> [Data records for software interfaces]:
>>

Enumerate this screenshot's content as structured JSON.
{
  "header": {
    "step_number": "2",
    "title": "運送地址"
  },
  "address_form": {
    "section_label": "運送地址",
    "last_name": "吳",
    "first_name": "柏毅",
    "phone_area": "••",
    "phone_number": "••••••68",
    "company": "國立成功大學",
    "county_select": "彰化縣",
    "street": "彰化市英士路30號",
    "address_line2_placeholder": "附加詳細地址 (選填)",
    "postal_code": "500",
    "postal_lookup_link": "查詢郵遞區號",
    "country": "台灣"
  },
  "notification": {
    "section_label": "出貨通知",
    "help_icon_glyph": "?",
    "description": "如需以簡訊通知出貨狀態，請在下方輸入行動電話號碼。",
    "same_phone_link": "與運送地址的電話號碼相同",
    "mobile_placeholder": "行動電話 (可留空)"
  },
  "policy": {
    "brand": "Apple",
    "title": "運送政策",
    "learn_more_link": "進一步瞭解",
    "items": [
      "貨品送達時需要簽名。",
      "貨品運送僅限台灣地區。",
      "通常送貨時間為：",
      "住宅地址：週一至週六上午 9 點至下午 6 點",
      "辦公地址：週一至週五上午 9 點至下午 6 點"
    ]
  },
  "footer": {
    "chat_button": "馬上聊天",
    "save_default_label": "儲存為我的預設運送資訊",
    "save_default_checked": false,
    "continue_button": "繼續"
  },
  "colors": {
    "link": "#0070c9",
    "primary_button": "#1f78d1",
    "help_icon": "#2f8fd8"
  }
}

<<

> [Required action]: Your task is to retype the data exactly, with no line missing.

> [Written solution]:
Enumerate this screenshot's content as structured JSON.
{
  "header": {
    "step_number": "2",
    "title": "運送地址"
  },
  "address_form": {
    "section_label": "運送地址",
    "last_name": "吳",
    "first_name": "柏毅",
    "phone_area": "••",
    "phone_number": "••••••68",
    "company": "國立成功大學",
    "county_select": "彰化縣",
    "street": "彰化市英士路30號",
    "address_line2_placeholder": "附加詳細地址 (選填)",
    "postal_code": "500",
    "postal_lookup_link": "查詢郵遞區號",
    "country": "台灣"
  },
  "notification": {
    "section_label": "出貨通知",
    "help_icon_glyph": "?",
    "description": "如需以簡訊通知出貨狀態，請在下方輸入行動電話號碼。",
    "same_phone_link": "與運送地址的電話號碼相同",
    "mobile_placeholder": "行動電話 (可留空)"
  },
  "policy": {
    "brand": "Apple",
    "title": "運送政策",
    "learn_more_link": "進一步瞭解",
    "items": [
      "貨品送達時需要簽名。",
      "貨品運送僅限台灣地區。",
      "通常送貨時間為：",
      "住宅地址：週一至週六上午 9 點至下午 6 點",
      "辦公地址：週一至週五上午 9 點至下午 6 點"
    ]
  },
  "footer": {
    "chat_button": "馬上聊天",
    "save_default_label": "儲存為我的預設運送資訊",
    "save_default_checked": false,
    "continue_button": "繼續"
  },
  "colors": {
    "link": "#0070c9",
    "primary_button": "#1f78d1",
    "help_icon": "#2f8fd8"
  }
}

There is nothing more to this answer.